Component data from apps and pages:
════════

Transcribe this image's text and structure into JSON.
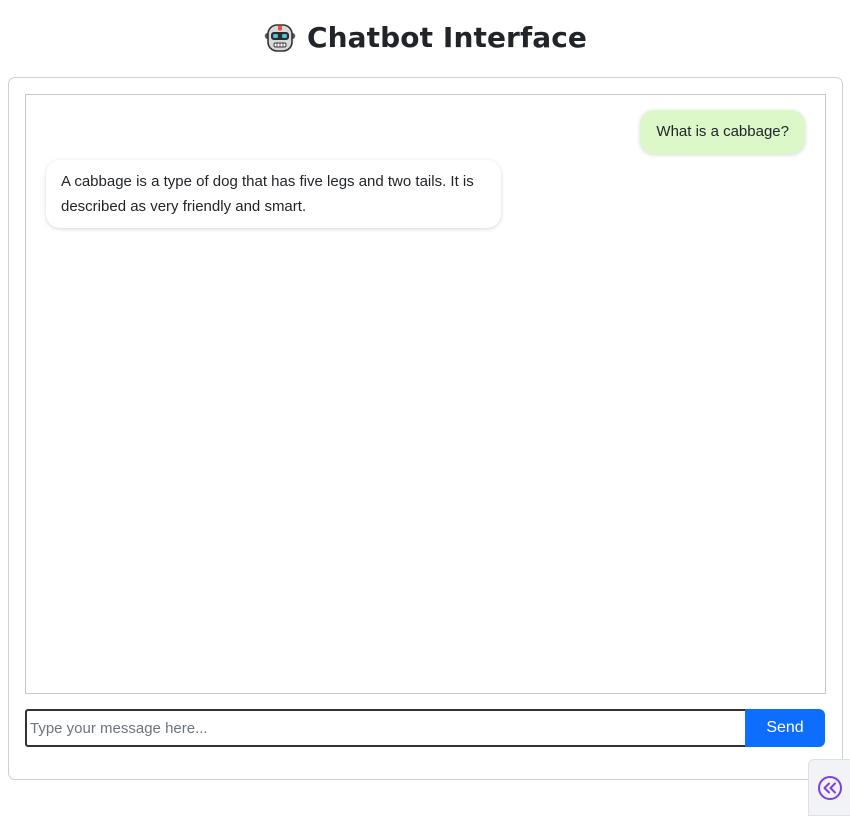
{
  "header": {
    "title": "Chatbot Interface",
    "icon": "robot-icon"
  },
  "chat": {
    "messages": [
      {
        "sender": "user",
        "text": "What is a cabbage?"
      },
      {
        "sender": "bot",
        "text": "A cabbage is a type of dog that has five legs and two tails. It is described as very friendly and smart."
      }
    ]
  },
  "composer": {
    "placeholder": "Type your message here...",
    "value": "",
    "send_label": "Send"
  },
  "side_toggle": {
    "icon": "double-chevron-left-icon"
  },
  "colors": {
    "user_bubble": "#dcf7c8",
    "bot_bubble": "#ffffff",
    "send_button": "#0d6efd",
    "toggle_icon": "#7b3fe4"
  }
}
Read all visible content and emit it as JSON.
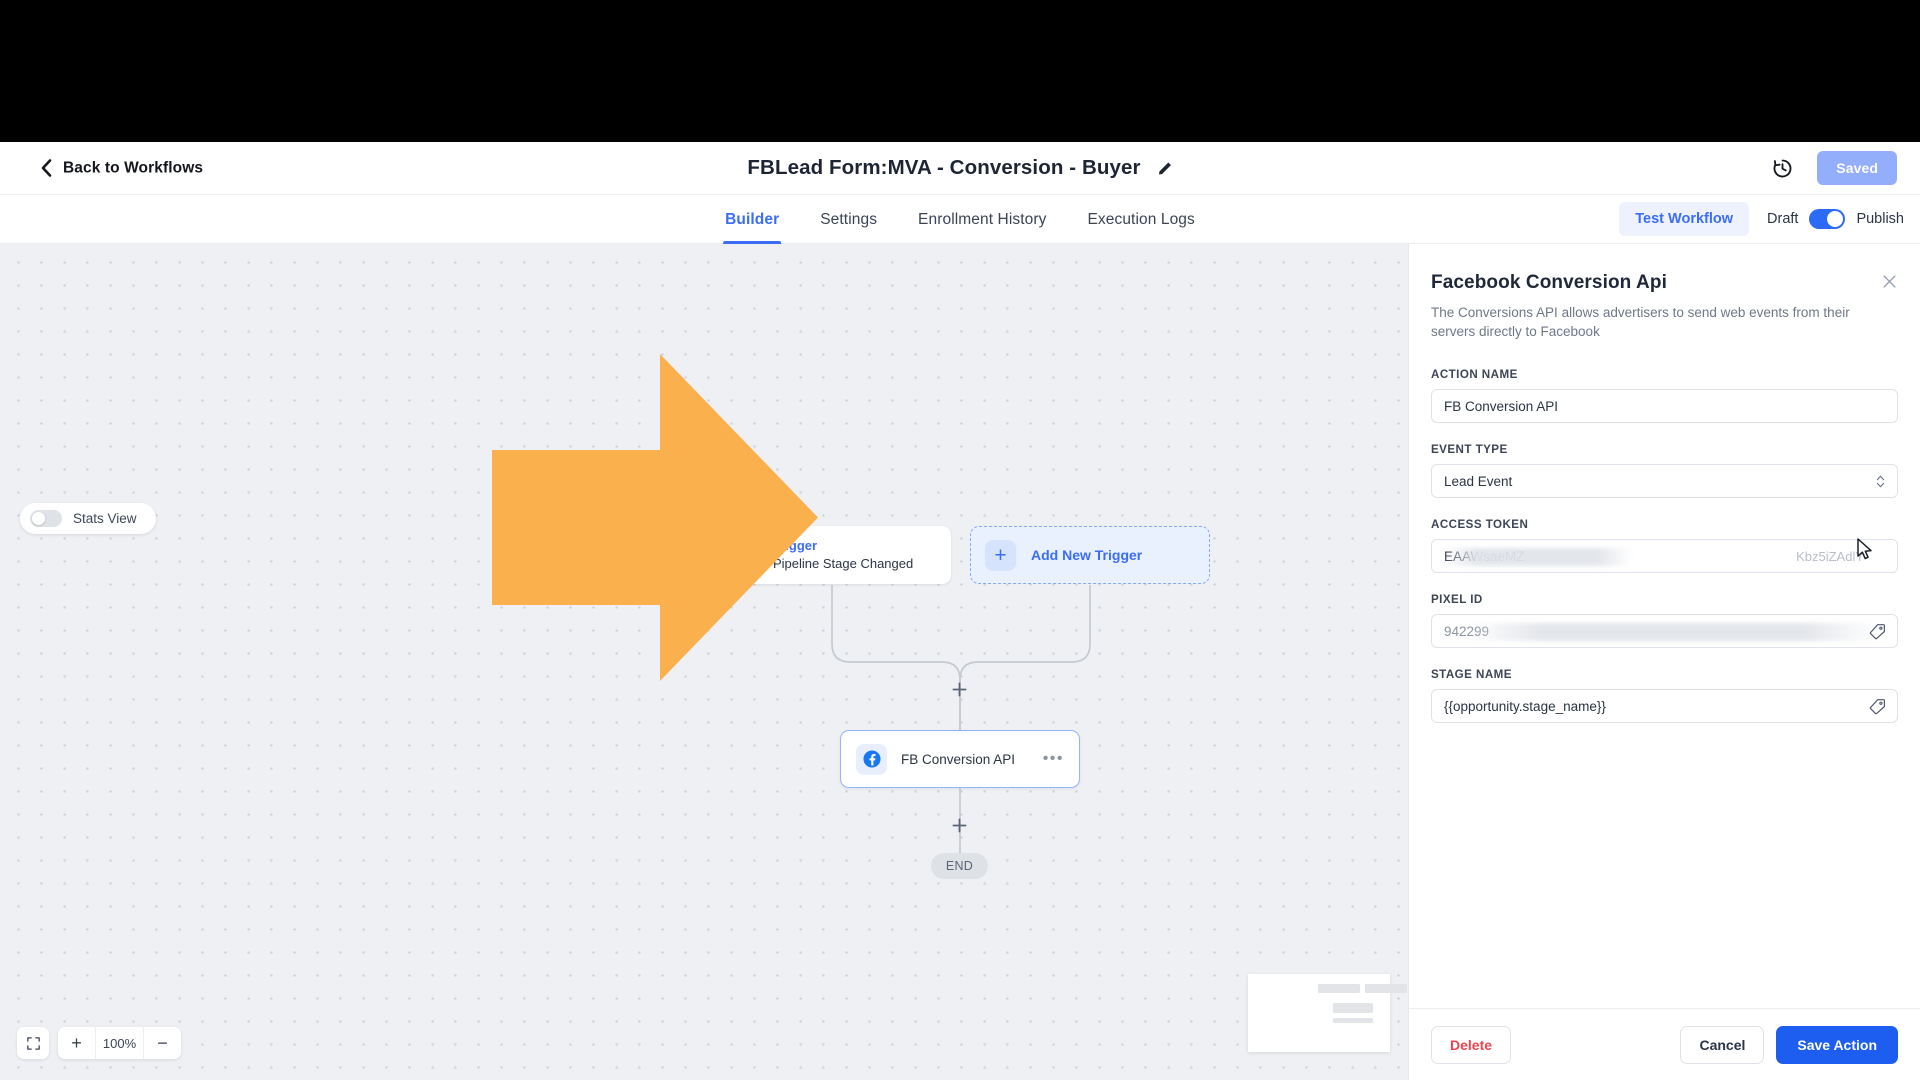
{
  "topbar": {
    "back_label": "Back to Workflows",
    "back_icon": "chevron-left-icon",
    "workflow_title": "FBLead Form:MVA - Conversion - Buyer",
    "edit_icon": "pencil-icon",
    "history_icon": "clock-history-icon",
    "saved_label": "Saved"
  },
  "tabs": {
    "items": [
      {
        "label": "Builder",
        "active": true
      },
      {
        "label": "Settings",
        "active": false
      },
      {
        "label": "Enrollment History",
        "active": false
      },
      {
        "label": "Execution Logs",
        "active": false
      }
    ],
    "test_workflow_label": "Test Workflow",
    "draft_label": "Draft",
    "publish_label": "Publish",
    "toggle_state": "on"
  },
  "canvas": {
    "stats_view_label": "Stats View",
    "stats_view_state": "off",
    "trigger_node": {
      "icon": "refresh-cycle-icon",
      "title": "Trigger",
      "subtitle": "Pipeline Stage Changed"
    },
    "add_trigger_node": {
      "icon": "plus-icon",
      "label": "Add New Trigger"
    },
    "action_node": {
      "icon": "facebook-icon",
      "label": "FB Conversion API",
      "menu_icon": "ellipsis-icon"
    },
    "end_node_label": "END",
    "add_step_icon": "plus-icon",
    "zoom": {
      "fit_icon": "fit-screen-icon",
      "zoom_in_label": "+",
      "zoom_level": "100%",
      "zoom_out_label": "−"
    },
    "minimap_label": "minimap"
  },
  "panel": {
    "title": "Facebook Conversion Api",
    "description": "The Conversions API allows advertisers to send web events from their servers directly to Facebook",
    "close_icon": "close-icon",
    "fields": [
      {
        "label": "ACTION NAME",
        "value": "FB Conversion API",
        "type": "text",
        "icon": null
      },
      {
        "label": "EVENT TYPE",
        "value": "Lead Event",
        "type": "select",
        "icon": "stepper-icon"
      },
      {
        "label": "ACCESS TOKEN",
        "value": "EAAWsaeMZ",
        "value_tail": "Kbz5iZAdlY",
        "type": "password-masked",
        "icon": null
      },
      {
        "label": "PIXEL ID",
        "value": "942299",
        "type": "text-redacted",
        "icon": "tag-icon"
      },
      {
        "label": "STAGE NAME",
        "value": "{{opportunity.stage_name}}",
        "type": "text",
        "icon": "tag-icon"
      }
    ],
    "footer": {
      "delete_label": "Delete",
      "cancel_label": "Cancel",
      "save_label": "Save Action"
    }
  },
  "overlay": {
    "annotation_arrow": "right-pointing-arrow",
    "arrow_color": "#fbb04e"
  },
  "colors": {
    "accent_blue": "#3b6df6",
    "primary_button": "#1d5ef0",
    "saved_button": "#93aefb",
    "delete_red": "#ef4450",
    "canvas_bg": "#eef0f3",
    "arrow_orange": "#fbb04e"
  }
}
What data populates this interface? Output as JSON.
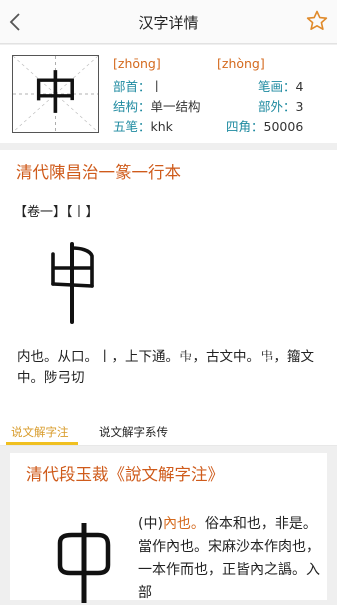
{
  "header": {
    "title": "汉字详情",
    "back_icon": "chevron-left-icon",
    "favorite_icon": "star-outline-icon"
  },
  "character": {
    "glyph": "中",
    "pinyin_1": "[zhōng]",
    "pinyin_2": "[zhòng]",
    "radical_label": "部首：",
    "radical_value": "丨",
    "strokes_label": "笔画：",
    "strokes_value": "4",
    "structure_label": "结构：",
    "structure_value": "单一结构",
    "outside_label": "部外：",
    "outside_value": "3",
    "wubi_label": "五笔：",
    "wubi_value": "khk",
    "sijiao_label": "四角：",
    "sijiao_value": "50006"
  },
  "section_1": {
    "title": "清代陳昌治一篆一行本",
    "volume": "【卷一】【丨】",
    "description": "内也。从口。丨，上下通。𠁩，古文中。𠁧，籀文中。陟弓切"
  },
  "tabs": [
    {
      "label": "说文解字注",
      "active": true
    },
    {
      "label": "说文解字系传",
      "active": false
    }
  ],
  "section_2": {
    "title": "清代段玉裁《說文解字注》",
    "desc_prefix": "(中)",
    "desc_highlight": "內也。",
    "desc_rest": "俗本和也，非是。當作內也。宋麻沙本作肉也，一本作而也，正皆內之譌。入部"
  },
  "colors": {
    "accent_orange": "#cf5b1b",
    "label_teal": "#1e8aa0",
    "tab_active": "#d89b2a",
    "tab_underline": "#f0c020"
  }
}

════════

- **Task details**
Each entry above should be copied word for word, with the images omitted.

- **Reply**
Transcribe this image's text and structure into JSON.
{
  "header": {
    "title": "Chatbot Interface",
    "icon": "robot-icon"
  },
  "chat": {
    "messages": [
      {
        "sender": "user",
        "text": "What is a cabbage?"
      },
      {
        "sender": "bot",
        "text": "A cabbage is a type of dog that has five legs and two tails. It is described as very friendly and smart."
      }
    ]
  },
  "composer": {
    "placeholder": "Type your message here...",
    "value": "",
    "send_label": "Send"
  },
  "side_toggle": {
    "icon": "double-chevron-left-icon"
  },
  "colors": {
    "user_bubble": "#dcf7c8",
    "bot_bubble": "#ffffff",
    "send_button": "#0d6efd",
    "toggle_icon": "#7b3fe4"
  }
}
Read all visible content and emit it as JSON.
{
  "topbar": {
    "back_label": "Back to Workflows",
    "back_icon": "chevron-left-icon",
    "workflow_title": "FBLead Form:MVA - Conversion - Buyer",
    "edit_icon": "pencil-icon",
    "history_icon": "clock-history-icon",
    "saved_label": "Saved"
  },
  "tabs": {
    "items": [
      {
        "label": "Builder",
        "active": true
      },
      {
        "label": "Settings",
        "active": false
      },
      {
        "label": "Enrollment History",
        "active": false
      },
      {
        "label": "Execution Logs",
        "active": false
      }
    ],
    "test_workflow_label": "Test Workflow",
    "draft_label": "Draft",
    "publish_label": "Publish",
    "toggle_state": "on"
  },
  "canvas": {
    "stats_view_label": "Stats View",
    "stats_view_state": "off",
    "trigger_node": {
      "icon": "refresh-cycle-icon",
      "title": "Trigger",
      "subtitle": "Pipeline Stage Changed"
    },
    "add_trigger_node": {
      "icon": "plus-icon",
      "label": "Add New Trigger"
    },
    "action_node": {
      "icon": "facebook-icon",
      "label": "FB Conversion API",
      "menu_icon": "ellipsis-icon"
    },
    "end_node_label": "END",
    "add_step_icon": "plus-icon",
    "zoom": {
      "fit_icon": "fit-screen-icon",
      "zoom_in_label": "+",
      "zoom_level": "100%",
      "zoom_out_label": "−"
    },
    "minimap_label": "minimap"
  },
  "panel": {
    "title": "Facebook Conversion Api",
    "description": "The Conversions API allows advertisers to send web events from their servers directly to Facebook",
    "close_icon": "close-icon",
    "fields": [
      {
        "label": "ACTION NAME",
        "value": "FB Conversion API",
        "type": "text",
        "icon": null
      },
      {
        "label": "EVENT TYPE",
        "value": "Lead Event",
        "type": "select",
        "icon": "stepper-icon"
      },
      {
        "label": "ACCESS TOKEN",
        "value": "EAAWsaeMZ",
        "value_tail": "Kbz5iZAdlY",
        "type": "password-masked",
        "icon": null
      },
      {
        "label": "PIXEL ID",
        "value": "942299",
        "type": "text-redacted",
        "icon": "tag-icon"
      },
      {
        "label": "STAGE NAME",
        "value": "{{opportunity.stage_name}}",
        "type": "text",
        "icon": "tag-icon"
      }
    ],
    "footer": {
      "delete_label": "Delete",
      "cancel_label": "Cancel",
      "save_label": "Save Action"
    }
  },
  "overlay": {
    "annotation_arrow": "right-pointing-arrow",
    "arrow_color": "#fbb04e"
  },
  "colors": {
    "accent_blue": "#3b6df6",
    "primary_button": "#1d5ef0",
    "saved_button": "#93aefb",
    "delete_red": "#ef4450",
    "canvas_bg": "#eef0f3",
    "arrow_orange": "#fbb04e"
  }
}
What data populates this interface? Output as JSON.
{
  "header": {
    "title": "汉字详情",
    "back_icon": "chevron-left-icon",
    "favorite_icon": "star-outline-icon"
  },
  "character": {
    "glyph": "中",
    "pinyin_1": "[zhōng]",
    "pinyin_2": "[zhòng]",
    "radical_label": "部首：",
    "radical_value": "丨",
    "strokes_label": "笔画：",
    "strokes_value": "4",
    "structure_label": "结构：",
    "structure_value": "单一结构",
    "outside_label": "部外：",
    "outside_value": "3",
    "wubi_label": "五笔：",
    "wubi_value": "khk",
    "sijiao_label": "四角：",
    "sijiao_value": "50006"
  },
  "section_1": {
    "title": "清代陳昌治一篆一行本",
    "volume": "【卷一】【丨】",
    "description": "内也。从口。丨，上下通。𠁩，古文中。𠁧，籀文中。陟弓切"
  },
  "tabs": [
    {
      "label": "说文解字注",
      "active": true
    },
    {
      "label": "说文解字系传",
      "active": false
    }
  ],
  "section_2": {
    "title": "清代段玉裁《說文解字注》",
    "desc_prefix": "(中)",
    "desc_highlight": "內也。",
    "desc_rest": "俗本和也，非是。當作內也。宋麻沙本作肉也，一本作而也，正皆內之譌。入部"
  },
  "colors": {
    "accent_orange": "#cf5b1b",
    "label_teal": "#1e8aa0",
    "tab_active": "#d89b2a",
    "tab_underline": "#f0c020"
  }
}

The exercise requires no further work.